▶ _Source records_
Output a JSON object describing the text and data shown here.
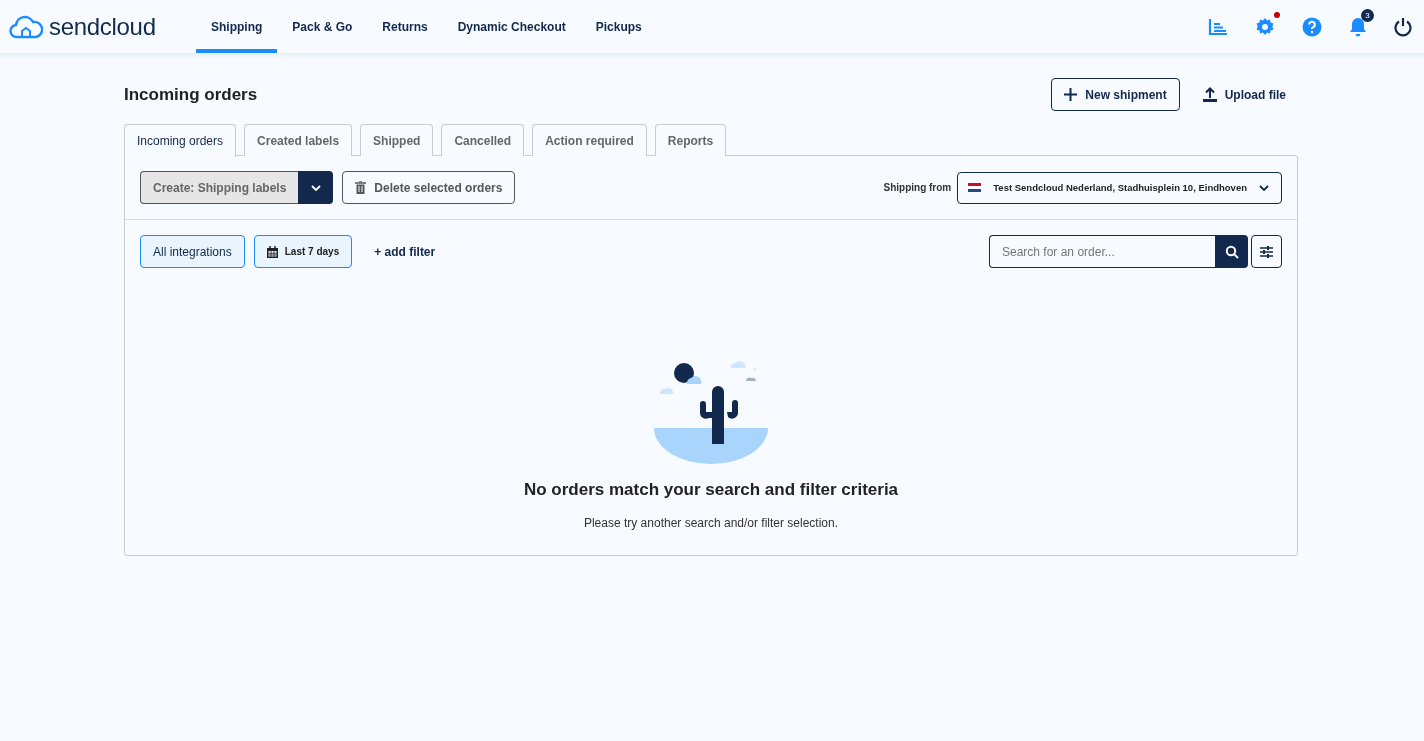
{
  "brand": {
    "name": "sendcloud"
  },
  "nav": [
    {
      "label": "Shipping",
      "selected": true
    },
    {
      "label": "Pack & Go",
      "selected": false
    },
    {
      "label": "Returns",
      "selected": false
    },
    {
      "label": "Dynamic Checkout",
      "selected": false
    },
    {
      "label": "Pickups",
      "selected": false
    }
  ],
  "header_icons": [
    {
      "kind": "analytics",
      "dot": false
    },
    {
      "kind": "settings",
      "dot": true
    },
    {
      "kind": "help",
      "dot": false
    },
    {
      "kind": "notifications",
      "dot": false,
      "badge": "3"
    },
    {
      "kind": "power",
      "dot": false
    }
  ],
  "page_title": "Incoming orders",
  "actions": [
    {
      "kind": "new",
      "label": "New shipment"
    },
    {
      "kind": "upload",
      "label": "Upload file"
    }
  ],
  "tabs": [
    {
      "label": "Incoming orders",
      "selected": true
    },
    {
      "label": "Created labels",
      "selected": false
    },
    {
      "label": "Shipped",
      "selected": false
    },
    {
      "label": "Cancelled",
      "selected": false
    },
    {
      "label": "Action required",
      "selected": false
    },
    {
      "label": "Reports",
      "selected": false
    }
  ],
  "toolbar": {
    "create_button": "Create: Shipping labels",
    "delete_button": "Delete selected orders",
    "shipping_from_label": "Shipping from",
    "shipping_from_value": "Test Sendcloud Nederland, Stadhuisplein 10, Eindhoven"
  },
  "filters": [
    {
      "kind": "chip",
      "label": "All integrations"
    },
    {
      "kind": "date",
      "label": "Last 7 days"
    },
    {
      "kind": "add",
      "label": "+ add filter"
    }
  ],
  "search": {
    "placeholder": "Search for an order..."
  },
  "empty_state": {
    "title": "No orders match your search and filter criteria",
    "message": "Please try another search and/or filter selection."
  }
}
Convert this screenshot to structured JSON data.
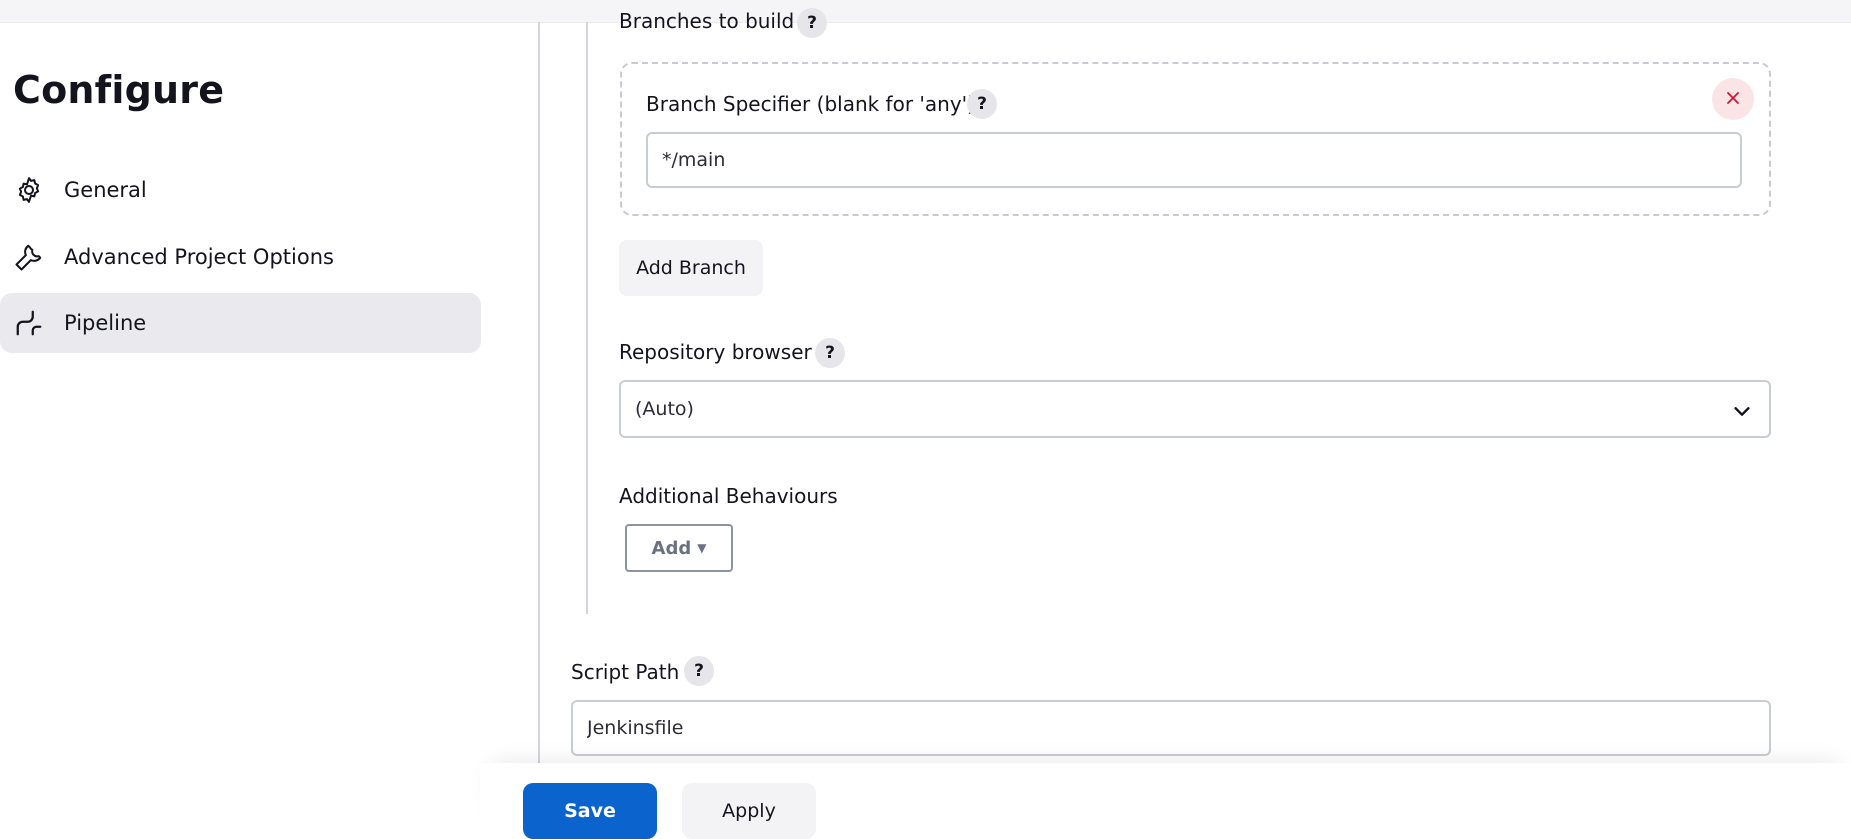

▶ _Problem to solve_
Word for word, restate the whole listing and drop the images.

▶ _Reply_
Output a JSON object describing the text and data shown here.
{
  "brand": {
    "name": "sendcloud"
  },
  "nav": [
    {
      "label": "Shipping",
      "selected": true
    },
    {
      "label": "Pack & Go",
      "selected": false
    },
    {
      "label": "Returns",
      "selected": false
    },
    {
      "label": "Dynamic Checkout",
      "selected": false
    },
    {
      "label": "Pickups",
      "selected": false
    }
  ],
  "header_icons": [
    {
      "kind": "analytics",
      "dot": false
    },
    {
      "kind": "settings",
      "dot": true
    },
    {
      "kind": "help",
      "dot": false
    },
    {
      "kind": "notifications",
      "dot": false,
      "badge": "3"
    },
    {
      "kind": "power",
      "dot": false
    }
  ],
  "page_title": "Incoming orders",
  "actions": [
    {
      "kind": "new",
      "label": "New shipment"
    },
    {
      "kind": "upload",
      "label": "Upload file"
    }
  ],
  "tabs": [
    {
      "label": "Incoming orders",
      "selected": true
    },
    {
      "label": "Created labels",
      "selected": false
    },
    {
      "label": "Shipped",
      "selected": false
    },
    {
      "label": "Cancelled",
      "selected": false
    },
    {
      "label": "Action required",
      "selected": false
    },
    {
      "label": "Reports",
      "selected": false
    }
  ],
  "toolbar": {
    "create_button": "Create: Shipping labels",
    "delete_button": "Delete selected orders",
    "shipping_from_label": "Shipping from",
    "shipping_from_value": "Test Sendcloud Nederland, Stadhuisplein 10, Eindhoven"
  },
  "filters": [
    {
      "kind": "chip",
      "label": "All integrations"
    },
    {
      "kind": "date",
      "label": "Last 7 days"
    },
    {
      "kind": "add",
      "label": "+ add filter"
    }
  ],
  "search": {
    "placeholder": "Search for an order..."
  },
  "empty_state": {
    "title": "No orders match your search and filter criteria",
    "message": "Please try another search and/or filter selection."
  }
}
Convert this screenshot to structured JSON data.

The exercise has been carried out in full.